● SOURCE MATERIAL:
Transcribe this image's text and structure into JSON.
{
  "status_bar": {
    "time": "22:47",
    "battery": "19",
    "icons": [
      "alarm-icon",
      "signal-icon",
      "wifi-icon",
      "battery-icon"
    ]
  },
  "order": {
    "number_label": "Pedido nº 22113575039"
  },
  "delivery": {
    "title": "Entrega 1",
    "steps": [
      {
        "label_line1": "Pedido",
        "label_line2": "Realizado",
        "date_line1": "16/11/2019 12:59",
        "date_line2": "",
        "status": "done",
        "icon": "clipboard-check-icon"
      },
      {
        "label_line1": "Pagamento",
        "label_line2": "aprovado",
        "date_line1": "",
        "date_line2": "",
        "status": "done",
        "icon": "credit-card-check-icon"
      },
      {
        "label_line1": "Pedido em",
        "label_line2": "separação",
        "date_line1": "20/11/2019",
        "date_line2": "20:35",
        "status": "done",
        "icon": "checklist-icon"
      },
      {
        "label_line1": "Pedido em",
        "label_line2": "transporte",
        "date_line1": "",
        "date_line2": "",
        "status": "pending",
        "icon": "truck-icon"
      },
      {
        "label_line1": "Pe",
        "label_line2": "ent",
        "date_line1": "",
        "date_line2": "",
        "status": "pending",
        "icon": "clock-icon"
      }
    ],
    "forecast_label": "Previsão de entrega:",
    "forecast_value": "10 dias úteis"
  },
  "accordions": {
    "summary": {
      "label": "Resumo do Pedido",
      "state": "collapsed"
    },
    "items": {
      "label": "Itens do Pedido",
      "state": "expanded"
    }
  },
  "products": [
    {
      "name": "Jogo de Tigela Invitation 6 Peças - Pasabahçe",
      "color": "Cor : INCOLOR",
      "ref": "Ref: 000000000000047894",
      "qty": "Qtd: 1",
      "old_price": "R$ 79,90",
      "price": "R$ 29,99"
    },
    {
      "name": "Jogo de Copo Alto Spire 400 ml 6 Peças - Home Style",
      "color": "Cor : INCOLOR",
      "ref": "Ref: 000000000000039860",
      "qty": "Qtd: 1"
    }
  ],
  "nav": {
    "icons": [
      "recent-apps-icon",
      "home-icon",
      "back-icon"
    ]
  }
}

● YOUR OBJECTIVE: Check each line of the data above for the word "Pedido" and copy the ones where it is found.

● RESULT FOR THIS TASK:
    "number_label": "Pedido nº 22113575039"
        "label_line1": "Pedido",
        "label_line1": "Pedido em",
        "label_line1": "Pedido em",
      "label": "Resumo do Pedido",
      "label": "Itens do Pedido",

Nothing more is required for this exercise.